The tumult is a byproduct of the central bank’s 1,700% increase in rates that took place in less than a year, and it could mean more once-stable institutions could be turned inside out in the coming months.
“When you raise interest rates quickly, after 15 years of overstimulating the economy with near-zero rates, to not imagine that there’s not leverage in every pocket of society that will be stressed is a naive imagining,” Lundy Wright of Weiss Multi-Strategy Advisors told me.
This new rate cycle delivers a “perfect storm,” according to Deutsche Bank analysts, who told clients last week that SVB epitomizes all the risks worth fretting over in the shifting policy era.

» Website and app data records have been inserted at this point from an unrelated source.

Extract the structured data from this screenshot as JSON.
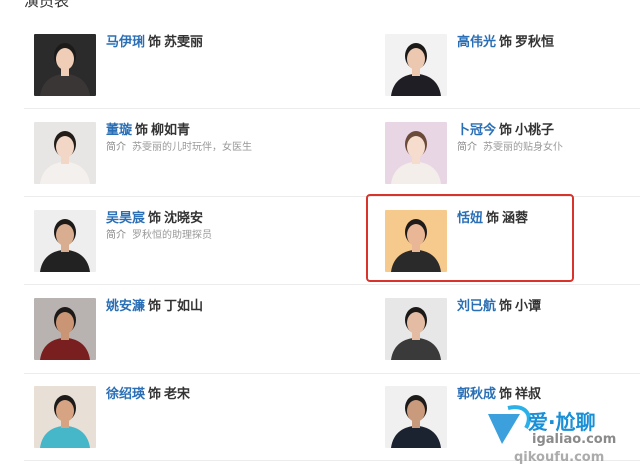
{
  "section": {
    "title": "演员表"
  },
  "cast": [
    {
      "actor": "马伊琍",
      "role_word": "饰",
      "character": "苏雯丽",
      "intro_label": "",
      "intro": "",
      "colors": {
        "bg": "#2b2b2b",
        "skin": "#f0cdb6",
        "hair": "#1d1b1a",
        "clothes": "#3a3636"
      }
    },
    {
      "actor": "高伟光",
      "role_word": "饰",
      "character": "罗秋恒",
      "intro_label": "",
      "intro": "",
      "colors": {
        "bg": "#f2f2f2",
        "skin": "#ecc8b1",
        "hair": "#1c1a19",
        "clothes": "#1e1e24"
      }
    },
    {
      "actor": "董璇",
      "role_word": "饰",
      "character": "柳如青",
      "intro_label": "简介",
      "intro": "苏雯丽的儿时玩伴，女医生",
      "colors": {
        "bg": "#e8e6e4",
        "skin": "#f2d6c6",
        "hair": "#231d1a",
        "clothes": "#f4f0ee"
      }
    },
    {
      "actor": "卜冠今",
      "role_word": "饰",
      "character": "小桃子",
      "intro_label": "简介",
      "intro": "苏雯丽的贴身女仆",
      "colors": {
        "bg": "#e9d6e4",
        "skin": "#f5dccd",
        "hair": "#6b4a3a",
        "clothes": "#f3eee9"
      }
    },
    {
      "actor": "吴昊宸",
      "role_word": "饰",
      "character": "沈晓安",
      "intro_label": "简介",
      "intro": "罗秋恒的助理探员",
      "colors": {
        "bg": "#eeeeee",
        "skin": "#d9ad8f",
        "hair": "#1d1a18",
        "clothes": "#222222"
      }
    },
    {
      "actor": "恬妞",
      "role_word": "饰",
      "character": "涵蓉",
      "intro_label": "",
      "intro": "",
      "colors": {
        "bg": "#f6c98c",
        "skin": "#e9b796",
        "hair": "#1e1b1a",
        "clothes": "#2a2a2a"
      }
    },
    {
      "actor": "姚安濂",
      "role_word": "饰",
      "character": "丁如山",
      "intro_label": "",
      "intro": "",
      "colors": {
        "bg": "#b8b3b0",
        "skin": "#c99574",
        "hair": "#1c1a19",
        "clothes": "#7a1f1f"
      }
    },
    {
      "actor": "刘已航",
      "role_word": "饰",
      "character": "小谭",
      "intro_label": "",
      "intro": "",
      "colors": {
        "bg": "#e7e7e7",
        "skin": "#e3bca3",
        "hair": "#1c1a19",
        "clothes": "#3a3a3a"
      }
    },
    {
      "actor": "徐绍瑛",
      "role_word": "饰",
      "character": "老宋",
      "intro_label": "",
      "intro": "",
      "colors": {
        "bg": "#e8dfd6",
        "skin": "#d6a383",
        "hair": "#1d1b1a",
        "clothes": "#45b7c9"
      }
    },
    {
      "actor": "郭秋成",
      "role_word": "饰",
      "character": "祥叔",
      "intro_label": "",
      "intro": "",
      "colors": {
        "bg": "#f0f0f0",
        "skin": "#c99a7c",
        "hair": "#1d1b1a",
        "clothes": "#1b2330"
      }
    }
  ],
  "watermark": {
    "line1": "爱·尬聊",
    "line2": "igaliao.com",
    "line3": "qikoufu.com",
    "colors": {
      "blue": "#1a8fd6",
      "gray": "#8a8a8a",
      "cyan": "#2bb0e8"
    }
  },
  "accent": {
    "highlight": "#d9342b",
    "link": "#2a6fb6"
  }
}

In a Sunday note to clients, Goldman Sachs’ research team pulled back their Fed policy forecast in response to this weekend’s bank failures.
“In light of recent stress in the banking system,” the analysts wrote, “we no longer expect the FOMC to deliver a rate hike at its March 22 meeting with considerable uncertainty about the path beyond March.”
In any case, the risk of contagion may not be all that high, as my colleague Matthew Fox writes, given that banks have become extremely well-capitalized since the Great Financial Crisis.
And according to …read more
Source:: Business Insider